Device Companies Follow New Map To Atrial Fibrillation
This article was originally published in Start Up
Three years ago, the FDA approved Johnson & Johnson’s ThermoCool, the first in a series of ablation catheters specifically designed to halt atrial fibrillation. Despite these advances, the long-term success rates of catheter ablation procedures remain low, opening the door for start-ups to devise new approaches.
You may also be interested in...
St. Jude Medical has acquired Swiss company Endosense, a pioneer in the field of contact force sensing for atrial fibrillation ablation. The $170 million plus milestones deal will enable St. Jude to compete more effectively against market leader Biosense Webster/J&J, but it also emphasizes the growing importance of contact force technology in the AF ablation space.
The prospective medical device tax, the continuing decline of venture investing, pricing challenges, austerity measures in Europe, and other headwinds continued to push against the medtech industry in 2012. But emerging clinical and geographic markets, along with an active M&A market, provided the industry with some momentum.

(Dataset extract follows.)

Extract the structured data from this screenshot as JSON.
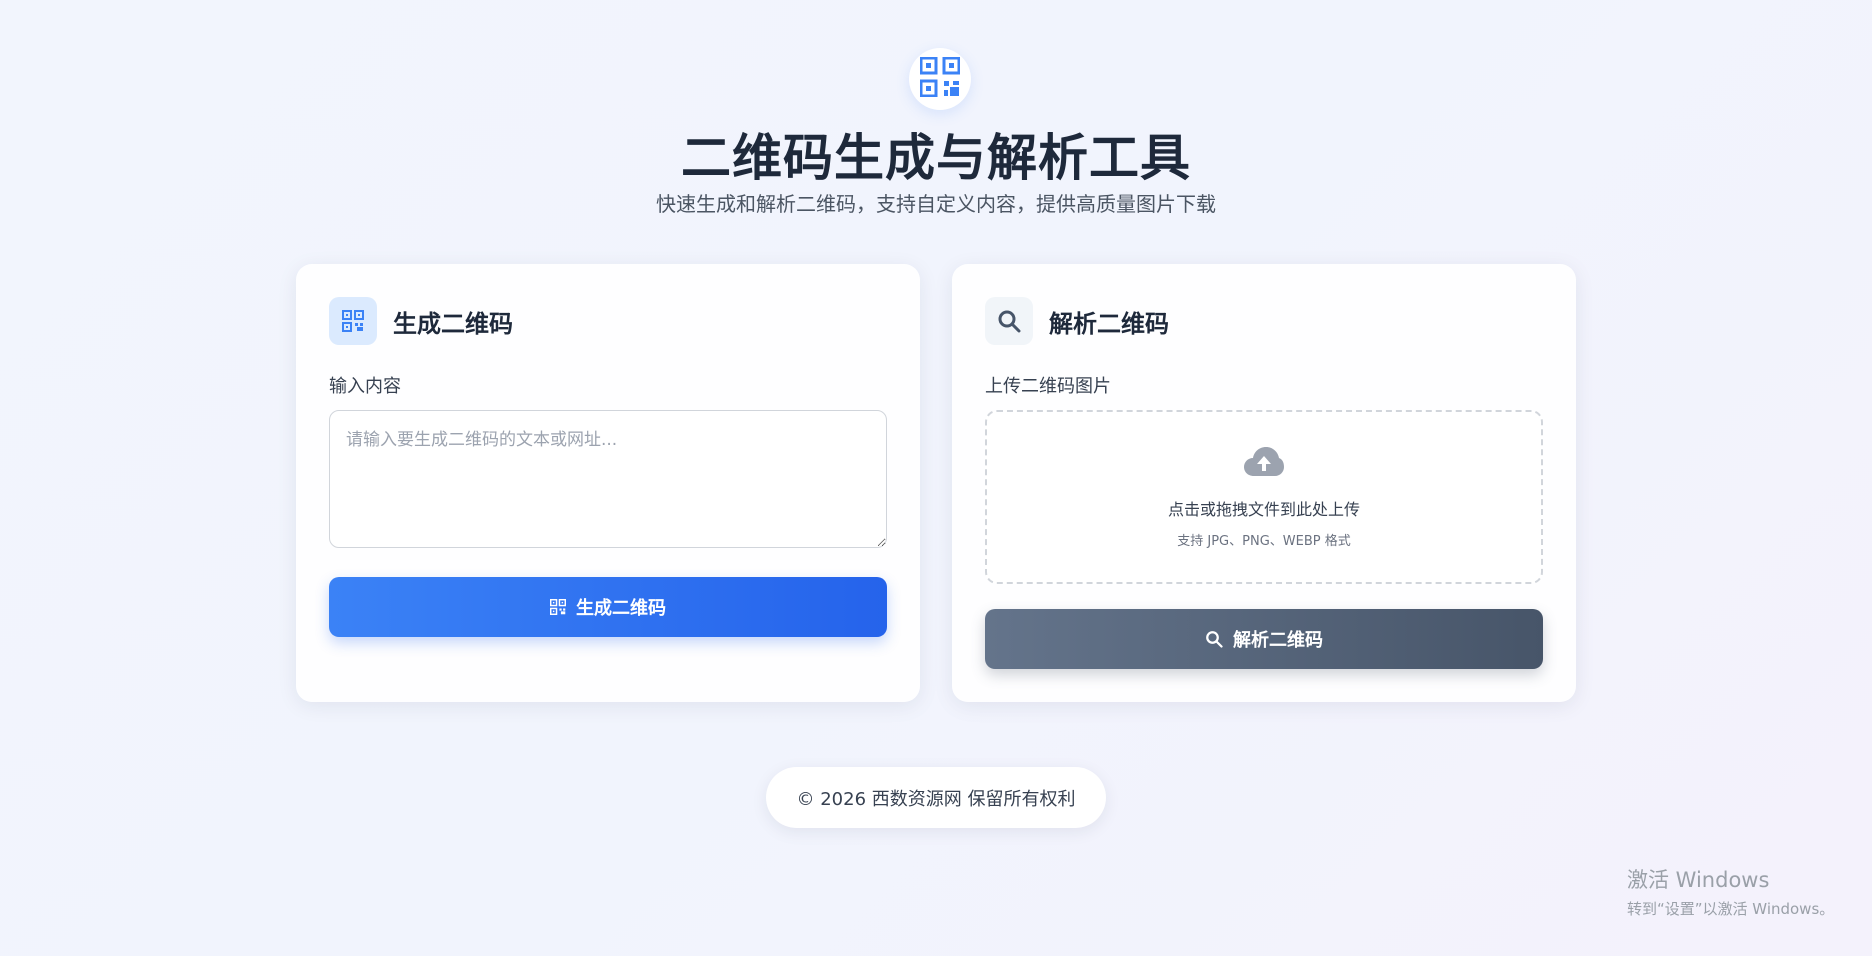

Medtronic could face more questions than expected at an FDA advisory panel meeting later this month for the firm’s Phased RF Ablation System for atrial fibrillation due to mixed pivotal trial results released last week.